==== Record excerpts

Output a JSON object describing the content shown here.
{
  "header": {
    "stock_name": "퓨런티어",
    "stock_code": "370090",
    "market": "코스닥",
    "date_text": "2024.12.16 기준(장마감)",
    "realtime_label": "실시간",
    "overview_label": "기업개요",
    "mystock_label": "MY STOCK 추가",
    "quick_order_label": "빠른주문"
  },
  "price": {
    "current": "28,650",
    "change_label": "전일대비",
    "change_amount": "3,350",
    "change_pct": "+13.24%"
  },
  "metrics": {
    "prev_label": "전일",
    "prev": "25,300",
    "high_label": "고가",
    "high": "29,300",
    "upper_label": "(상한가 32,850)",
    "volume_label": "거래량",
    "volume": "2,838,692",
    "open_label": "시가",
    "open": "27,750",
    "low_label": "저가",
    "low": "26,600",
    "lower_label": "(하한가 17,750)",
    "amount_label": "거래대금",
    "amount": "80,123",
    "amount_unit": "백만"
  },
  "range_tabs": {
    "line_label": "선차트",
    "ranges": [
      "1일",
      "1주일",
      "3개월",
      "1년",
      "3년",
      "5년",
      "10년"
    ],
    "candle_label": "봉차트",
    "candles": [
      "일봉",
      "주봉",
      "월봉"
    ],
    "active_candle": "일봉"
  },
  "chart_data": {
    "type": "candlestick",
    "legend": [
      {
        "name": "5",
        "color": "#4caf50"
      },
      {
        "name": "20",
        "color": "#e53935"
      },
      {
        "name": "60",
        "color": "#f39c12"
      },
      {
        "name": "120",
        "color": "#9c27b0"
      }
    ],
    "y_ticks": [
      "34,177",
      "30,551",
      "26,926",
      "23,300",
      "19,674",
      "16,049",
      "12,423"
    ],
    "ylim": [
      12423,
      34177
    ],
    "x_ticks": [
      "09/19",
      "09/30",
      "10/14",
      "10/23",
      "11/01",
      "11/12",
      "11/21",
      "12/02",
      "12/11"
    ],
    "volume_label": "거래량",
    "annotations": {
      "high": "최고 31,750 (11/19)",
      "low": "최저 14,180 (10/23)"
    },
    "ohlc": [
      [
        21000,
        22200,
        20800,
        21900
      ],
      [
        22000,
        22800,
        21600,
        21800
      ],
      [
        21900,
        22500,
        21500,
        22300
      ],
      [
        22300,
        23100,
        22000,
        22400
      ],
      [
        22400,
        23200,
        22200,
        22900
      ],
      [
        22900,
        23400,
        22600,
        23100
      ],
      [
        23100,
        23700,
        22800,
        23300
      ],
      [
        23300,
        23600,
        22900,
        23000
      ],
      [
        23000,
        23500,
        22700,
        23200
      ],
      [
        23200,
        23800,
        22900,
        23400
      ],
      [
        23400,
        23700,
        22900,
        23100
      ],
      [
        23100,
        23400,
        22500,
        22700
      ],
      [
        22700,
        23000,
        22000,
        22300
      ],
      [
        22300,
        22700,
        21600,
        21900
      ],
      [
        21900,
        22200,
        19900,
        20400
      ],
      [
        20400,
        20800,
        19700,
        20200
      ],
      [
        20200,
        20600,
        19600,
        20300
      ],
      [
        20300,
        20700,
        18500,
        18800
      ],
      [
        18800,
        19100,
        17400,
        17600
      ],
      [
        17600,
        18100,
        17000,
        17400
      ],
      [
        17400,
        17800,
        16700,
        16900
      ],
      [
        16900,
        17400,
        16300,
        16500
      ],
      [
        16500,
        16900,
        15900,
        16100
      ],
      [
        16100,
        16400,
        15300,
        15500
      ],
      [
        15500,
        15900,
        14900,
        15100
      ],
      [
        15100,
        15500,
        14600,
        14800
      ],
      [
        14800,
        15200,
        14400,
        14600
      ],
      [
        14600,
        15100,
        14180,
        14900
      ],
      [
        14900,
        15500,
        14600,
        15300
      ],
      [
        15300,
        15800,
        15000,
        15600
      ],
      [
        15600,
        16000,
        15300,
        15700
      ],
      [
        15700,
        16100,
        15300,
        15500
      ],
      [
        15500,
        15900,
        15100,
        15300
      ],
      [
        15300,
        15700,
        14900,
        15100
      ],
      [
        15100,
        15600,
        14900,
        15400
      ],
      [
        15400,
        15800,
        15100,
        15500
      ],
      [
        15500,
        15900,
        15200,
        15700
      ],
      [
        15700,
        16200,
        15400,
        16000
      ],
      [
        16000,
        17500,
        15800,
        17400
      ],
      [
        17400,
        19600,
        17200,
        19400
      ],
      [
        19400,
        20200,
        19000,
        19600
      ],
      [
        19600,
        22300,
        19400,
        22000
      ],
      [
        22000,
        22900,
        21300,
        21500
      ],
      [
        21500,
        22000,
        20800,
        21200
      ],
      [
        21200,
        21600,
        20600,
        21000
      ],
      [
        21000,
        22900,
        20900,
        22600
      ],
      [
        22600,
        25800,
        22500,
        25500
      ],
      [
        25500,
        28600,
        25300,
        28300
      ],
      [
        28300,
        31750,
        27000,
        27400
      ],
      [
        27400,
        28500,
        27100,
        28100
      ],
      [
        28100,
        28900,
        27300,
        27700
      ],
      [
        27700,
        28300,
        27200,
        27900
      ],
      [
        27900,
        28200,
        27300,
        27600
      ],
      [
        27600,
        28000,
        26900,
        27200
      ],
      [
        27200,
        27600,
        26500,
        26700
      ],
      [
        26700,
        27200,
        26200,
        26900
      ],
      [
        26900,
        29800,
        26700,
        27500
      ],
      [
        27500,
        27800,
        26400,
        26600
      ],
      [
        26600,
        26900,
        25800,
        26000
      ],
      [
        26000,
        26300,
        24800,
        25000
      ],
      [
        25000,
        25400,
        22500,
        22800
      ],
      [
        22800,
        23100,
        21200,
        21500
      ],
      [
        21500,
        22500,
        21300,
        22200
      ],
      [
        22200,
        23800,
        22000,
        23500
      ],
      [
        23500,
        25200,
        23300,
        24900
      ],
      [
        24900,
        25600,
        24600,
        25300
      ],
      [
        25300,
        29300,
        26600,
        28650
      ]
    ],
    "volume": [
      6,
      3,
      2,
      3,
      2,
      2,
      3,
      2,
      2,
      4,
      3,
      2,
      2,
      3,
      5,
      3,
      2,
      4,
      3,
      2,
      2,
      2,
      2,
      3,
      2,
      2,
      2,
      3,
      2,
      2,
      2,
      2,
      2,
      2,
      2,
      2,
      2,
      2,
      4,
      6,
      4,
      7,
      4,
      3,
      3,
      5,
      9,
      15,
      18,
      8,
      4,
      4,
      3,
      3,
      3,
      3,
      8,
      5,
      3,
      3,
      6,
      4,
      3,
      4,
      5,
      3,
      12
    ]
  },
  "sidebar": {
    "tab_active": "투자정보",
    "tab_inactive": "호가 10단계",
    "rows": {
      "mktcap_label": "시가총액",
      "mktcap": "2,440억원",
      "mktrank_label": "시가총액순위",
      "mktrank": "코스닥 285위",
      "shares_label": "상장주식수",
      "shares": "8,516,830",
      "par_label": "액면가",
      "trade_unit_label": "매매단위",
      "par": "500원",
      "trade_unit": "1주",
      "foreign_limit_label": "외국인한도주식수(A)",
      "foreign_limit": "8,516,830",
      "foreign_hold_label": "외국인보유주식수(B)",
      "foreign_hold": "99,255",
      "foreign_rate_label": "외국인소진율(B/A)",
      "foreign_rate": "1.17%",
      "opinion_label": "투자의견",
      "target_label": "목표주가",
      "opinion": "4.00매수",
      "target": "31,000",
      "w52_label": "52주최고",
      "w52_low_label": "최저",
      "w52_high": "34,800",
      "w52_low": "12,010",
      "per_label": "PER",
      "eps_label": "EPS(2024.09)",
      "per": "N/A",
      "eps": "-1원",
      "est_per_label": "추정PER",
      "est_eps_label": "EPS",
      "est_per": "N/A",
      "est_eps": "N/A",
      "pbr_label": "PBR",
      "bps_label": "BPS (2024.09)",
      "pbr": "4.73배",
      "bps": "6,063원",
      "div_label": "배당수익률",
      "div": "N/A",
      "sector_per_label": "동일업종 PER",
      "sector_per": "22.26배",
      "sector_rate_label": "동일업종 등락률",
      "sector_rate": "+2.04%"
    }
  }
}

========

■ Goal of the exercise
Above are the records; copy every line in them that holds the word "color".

■ Exercise output
        "color": "#4caf50"
        "color": "#e53935"
        "color": "#f39c12"
        "color": "#9c27b0"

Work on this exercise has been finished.